Our take on crossing Biscay in summer – any other time is out of the question for ordinary cruising folk – is that there are basically two alternating weather patterns: the Azores high reaching into the bay, giving northerlies inside the bay and calms on the direct Falmouth-Galicia route; and depressions swinging south in the Atlantic approaches, giving south-westerly gales on the direct route, but manageable westerlies further into the bay.

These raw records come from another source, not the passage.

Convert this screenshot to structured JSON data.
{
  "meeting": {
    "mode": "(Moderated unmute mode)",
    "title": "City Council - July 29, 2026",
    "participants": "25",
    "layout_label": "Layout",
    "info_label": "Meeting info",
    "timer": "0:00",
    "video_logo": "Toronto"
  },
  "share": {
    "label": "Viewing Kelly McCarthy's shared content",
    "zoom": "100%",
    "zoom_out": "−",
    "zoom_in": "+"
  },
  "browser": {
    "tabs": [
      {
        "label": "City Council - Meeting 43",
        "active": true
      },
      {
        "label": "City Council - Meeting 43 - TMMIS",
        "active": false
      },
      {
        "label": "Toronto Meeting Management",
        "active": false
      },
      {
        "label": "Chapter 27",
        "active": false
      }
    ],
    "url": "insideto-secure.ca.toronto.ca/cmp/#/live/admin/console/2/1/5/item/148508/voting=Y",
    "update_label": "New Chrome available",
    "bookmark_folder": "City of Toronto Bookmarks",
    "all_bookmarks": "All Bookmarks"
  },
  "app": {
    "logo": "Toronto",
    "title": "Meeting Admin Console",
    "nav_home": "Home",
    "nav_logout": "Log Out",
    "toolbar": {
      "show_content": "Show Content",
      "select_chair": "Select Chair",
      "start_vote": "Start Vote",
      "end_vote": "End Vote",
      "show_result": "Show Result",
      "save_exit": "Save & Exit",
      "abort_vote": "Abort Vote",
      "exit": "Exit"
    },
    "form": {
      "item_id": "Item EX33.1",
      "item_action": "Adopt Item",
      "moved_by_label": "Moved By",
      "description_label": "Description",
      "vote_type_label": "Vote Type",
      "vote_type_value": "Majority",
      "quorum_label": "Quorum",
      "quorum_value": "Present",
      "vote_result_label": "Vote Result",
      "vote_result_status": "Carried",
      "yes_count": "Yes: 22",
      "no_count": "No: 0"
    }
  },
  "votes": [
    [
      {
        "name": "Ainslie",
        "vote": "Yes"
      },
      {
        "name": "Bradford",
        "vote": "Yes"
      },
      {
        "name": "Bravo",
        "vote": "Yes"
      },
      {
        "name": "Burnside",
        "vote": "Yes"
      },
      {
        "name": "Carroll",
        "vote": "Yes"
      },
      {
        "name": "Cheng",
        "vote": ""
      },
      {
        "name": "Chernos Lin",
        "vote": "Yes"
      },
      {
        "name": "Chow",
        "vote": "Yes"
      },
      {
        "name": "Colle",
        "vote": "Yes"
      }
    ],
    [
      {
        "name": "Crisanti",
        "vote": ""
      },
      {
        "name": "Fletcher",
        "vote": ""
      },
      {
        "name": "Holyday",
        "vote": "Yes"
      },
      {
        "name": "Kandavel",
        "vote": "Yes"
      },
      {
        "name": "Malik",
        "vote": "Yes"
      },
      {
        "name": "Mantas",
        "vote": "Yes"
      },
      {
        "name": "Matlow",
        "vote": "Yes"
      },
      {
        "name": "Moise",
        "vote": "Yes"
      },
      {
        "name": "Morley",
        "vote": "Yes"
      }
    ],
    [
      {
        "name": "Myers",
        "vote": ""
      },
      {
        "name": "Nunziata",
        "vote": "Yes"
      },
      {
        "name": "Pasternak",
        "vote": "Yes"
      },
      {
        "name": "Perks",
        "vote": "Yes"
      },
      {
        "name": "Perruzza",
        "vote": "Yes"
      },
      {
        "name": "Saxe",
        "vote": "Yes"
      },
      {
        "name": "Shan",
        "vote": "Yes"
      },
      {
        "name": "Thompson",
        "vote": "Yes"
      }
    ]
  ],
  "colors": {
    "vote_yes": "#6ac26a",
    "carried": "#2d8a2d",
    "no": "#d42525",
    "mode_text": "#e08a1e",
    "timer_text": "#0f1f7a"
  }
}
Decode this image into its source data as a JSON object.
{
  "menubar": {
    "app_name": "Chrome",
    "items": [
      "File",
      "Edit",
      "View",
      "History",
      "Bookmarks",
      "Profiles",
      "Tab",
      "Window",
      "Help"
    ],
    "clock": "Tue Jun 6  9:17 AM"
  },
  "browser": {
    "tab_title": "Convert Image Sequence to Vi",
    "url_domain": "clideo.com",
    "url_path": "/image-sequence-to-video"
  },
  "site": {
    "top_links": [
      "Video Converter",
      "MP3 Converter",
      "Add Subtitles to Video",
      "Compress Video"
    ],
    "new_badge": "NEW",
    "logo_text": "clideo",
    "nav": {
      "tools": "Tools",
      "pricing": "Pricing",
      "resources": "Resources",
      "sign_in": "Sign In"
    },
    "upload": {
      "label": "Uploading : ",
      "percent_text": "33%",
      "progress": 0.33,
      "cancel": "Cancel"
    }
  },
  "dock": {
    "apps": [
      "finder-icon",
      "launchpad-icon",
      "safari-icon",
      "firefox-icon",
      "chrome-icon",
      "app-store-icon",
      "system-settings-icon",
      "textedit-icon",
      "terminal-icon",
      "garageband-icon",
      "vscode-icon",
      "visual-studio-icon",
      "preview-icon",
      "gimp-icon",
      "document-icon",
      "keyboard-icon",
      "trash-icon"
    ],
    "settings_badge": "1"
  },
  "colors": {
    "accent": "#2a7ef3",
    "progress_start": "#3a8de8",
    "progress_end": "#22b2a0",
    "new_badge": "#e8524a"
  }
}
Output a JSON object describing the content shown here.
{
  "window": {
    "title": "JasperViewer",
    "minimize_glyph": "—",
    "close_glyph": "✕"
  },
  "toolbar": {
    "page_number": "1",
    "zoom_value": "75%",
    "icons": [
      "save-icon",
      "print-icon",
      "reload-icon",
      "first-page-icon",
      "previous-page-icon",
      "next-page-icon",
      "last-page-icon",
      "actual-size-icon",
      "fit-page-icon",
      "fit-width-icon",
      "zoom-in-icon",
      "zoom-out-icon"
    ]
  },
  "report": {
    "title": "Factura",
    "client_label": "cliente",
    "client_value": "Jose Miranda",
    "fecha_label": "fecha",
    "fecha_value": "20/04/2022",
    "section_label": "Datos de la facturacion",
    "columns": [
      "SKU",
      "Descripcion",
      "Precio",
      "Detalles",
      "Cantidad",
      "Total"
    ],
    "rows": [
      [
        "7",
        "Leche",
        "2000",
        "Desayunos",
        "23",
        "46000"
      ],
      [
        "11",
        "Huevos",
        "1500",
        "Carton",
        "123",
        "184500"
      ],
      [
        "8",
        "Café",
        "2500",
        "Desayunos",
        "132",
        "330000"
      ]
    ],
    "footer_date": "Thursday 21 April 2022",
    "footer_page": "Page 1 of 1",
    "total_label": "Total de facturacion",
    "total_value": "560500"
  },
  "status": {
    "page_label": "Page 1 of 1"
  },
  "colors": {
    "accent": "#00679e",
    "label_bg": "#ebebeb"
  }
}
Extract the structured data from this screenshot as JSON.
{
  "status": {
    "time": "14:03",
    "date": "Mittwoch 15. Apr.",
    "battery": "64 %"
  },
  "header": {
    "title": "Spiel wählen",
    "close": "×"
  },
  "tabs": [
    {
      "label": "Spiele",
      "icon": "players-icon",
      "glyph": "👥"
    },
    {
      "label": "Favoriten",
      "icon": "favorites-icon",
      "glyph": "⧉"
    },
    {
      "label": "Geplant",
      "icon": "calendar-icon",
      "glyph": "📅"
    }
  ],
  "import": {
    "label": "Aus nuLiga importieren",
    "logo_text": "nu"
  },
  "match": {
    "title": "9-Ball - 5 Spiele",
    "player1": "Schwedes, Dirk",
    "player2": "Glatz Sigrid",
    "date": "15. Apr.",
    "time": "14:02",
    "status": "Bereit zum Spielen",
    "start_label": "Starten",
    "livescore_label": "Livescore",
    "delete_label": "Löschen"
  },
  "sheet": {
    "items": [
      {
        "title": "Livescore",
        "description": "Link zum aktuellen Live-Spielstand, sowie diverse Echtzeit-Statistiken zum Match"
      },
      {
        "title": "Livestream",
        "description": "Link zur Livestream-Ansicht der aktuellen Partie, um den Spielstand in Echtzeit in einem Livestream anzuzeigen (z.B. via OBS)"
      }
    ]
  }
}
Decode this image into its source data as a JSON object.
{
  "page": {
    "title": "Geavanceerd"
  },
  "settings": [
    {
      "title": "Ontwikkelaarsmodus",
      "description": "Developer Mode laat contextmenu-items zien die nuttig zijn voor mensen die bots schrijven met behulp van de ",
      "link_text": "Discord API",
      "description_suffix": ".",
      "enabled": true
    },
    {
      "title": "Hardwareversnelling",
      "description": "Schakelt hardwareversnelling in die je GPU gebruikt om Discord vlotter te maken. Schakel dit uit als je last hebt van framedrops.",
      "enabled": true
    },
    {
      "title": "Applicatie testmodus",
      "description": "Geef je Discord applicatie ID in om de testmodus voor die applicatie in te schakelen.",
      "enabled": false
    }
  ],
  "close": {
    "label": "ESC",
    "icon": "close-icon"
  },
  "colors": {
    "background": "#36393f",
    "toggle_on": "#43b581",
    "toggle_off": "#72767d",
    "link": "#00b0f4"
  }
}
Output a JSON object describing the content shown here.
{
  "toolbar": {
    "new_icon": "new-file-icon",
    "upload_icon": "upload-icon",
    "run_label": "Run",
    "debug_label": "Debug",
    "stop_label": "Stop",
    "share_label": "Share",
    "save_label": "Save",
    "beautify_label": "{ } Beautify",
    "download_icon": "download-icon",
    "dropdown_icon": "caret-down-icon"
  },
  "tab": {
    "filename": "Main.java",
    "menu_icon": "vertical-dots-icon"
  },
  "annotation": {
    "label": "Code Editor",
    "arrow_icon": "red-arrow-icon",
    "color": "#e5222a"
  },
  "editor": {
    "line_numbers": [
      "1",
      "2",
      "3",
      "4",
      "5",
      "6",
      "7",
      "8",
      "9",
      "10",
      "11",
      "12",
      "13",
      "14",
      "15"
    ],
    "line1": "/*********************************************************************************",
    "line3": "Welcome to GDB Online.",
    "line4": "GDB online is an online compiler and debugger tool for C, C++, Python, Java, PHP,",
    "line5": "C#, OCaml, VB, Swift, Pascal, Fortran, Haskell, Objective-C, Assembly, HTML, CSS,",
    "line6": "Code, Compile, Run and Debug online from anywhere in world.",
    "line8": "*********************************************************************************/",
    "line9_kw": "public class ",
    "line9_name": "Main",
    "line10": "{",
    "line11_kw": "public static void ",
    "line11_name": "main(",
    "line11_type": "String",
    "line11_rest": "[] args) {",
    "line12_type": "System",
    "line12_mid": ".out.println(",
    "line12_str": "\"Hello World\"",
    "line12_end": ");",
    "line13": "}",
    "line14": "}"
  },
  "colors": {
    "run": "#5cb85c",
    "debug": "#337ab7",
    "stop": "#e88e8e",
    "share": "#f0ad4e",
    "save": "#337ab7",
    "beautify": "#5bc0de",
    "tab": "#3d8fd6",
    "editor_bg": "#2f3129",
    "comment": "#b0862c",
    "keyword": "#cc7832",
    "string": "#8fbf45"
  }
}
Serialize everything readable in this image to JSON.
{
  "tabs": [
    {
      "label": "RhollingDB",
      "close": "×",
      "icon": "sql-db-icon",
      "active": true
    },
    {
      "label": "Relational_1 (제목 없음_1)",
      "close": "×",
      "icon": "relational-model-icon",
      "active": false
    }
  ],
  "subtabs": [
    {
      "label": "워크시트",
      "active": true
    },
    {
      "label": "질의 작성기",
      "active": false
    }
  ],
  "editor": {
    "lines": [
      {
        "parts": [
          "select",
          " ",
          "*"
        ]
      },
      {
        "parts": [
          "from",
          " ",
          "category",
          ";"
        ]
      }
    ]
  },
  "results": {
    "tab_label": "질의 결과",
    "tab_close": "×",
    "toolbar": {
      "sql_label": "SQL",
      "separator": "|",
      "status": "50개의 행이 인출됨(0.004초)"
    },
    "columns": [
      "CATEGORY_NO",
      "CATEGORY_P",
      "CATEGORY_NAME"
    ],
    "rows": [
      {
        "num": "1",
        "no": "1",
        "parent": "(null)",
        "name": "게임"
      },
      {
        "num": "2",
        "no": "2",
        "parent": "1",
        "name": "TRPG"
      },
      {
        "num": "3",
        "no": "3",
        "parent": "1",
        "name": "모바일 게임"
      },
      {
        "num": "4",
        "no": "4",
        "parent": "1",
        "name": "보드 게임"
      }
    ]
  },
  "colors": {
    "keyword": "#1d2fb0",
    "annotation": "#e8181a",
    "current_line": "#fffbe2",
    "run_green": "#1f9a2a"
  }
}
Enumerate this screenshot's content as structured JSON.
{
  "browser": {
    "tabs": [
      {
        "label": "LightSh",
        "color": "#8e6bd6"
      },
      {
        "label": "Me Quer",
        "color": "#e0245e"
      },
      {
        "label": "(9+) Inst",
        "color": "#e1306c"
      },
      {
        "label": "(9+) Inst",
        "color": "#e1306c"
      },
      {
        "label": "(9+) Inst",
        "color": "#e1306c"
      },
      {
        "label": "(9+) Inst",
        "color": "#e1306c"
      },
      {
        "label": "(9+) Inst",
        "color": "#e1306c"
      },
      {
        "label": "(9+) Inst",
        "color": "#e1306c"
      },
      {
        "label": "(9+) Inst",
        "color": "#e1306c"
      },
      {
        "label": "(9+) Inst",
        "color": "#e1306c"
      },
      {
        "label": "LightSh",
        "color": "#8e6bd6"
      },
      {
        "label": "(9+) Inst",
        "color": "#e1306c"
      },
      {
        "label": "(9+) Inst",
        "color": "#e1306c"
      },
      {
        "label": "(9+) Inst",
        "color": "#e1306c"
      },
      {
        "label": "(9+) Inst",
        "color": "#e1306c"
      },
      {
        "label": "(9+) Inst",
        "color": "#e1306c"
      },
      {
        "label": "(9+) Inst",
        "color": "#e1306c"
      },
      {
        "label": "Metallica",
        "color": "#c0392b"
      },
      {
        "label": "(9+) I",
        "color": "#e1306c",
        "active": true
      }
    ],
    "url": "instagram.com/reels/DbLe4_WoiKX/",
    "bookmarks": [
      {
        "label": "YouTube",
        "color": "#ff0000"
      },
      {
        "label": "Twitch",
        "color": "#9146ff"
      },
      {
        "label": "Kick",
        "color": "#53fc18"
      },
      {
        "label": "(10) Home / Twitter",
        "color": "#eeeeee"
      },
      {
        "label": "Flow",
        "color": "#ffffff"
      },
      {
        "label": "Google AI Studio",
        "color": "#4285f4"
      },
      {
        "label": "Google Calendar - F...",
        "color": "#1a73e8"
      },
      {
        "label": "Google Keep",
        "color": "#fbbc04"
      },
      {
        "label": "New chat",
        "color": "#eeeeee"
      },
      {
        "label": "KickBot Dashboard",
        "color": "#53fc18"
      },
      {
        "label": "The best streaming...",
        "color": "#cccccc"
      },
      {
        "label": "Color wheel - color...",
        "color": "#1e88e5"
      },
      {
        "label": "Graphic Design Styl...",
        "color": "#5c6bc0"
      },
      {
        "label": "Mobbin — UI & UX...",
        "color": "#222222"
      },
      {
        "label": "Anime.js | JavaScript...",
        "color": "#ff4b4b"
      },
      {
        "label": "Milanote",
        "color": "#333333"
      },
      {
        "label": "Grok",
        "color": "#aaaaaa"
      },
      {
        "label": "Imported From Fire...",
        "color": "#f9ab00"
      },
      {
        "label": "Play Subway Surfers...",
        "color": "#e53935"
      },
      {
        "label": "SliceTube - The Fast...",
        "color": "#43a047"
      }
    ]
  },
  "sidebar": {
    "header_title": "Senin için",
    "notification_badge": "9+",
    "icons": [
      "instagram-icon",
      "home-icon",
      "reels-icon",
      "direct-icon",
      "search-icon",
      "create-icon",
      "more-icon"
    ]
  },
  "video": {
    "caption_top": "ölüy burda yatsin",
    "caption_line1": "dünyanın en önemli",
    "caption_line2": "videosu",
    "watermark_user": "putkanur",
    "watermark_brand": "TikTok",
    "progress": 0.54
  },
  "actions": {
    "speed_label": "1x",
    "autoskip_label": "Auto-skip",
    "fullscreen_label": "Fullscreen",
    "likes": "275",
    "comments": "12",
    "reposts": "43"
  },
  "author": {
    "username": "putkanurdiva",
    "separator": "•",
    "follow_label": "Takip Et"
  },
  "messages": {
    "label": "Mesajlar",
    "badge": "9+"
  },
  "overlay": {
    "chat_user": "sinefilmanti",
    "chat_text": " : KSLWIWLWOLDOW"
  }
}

Our plan was to coast-hop to somewhere near Brest, then head for North Spain if a settled high arrived in Biscay, offering a guaranteed 4/5 days’ moderate northerlies, otherwise continue day-sailing down the French coast. If need be, we had time to sail all the way along the coast. Getting down the Portuguese coast requires having the Portuguese trades, which we thought meant we needed to be round Cape St Vincent before the end of September. The other problem is that the trades often blow uncomfortably strongly round the main capes, especially Islas Sisargas west of Corunna and Cape St Vincent, and swells from distant depressions can give horrible seas. The only way to cope with this is to have enough time in hand to wait a few days before each if necessary until the trades and/or swell ease.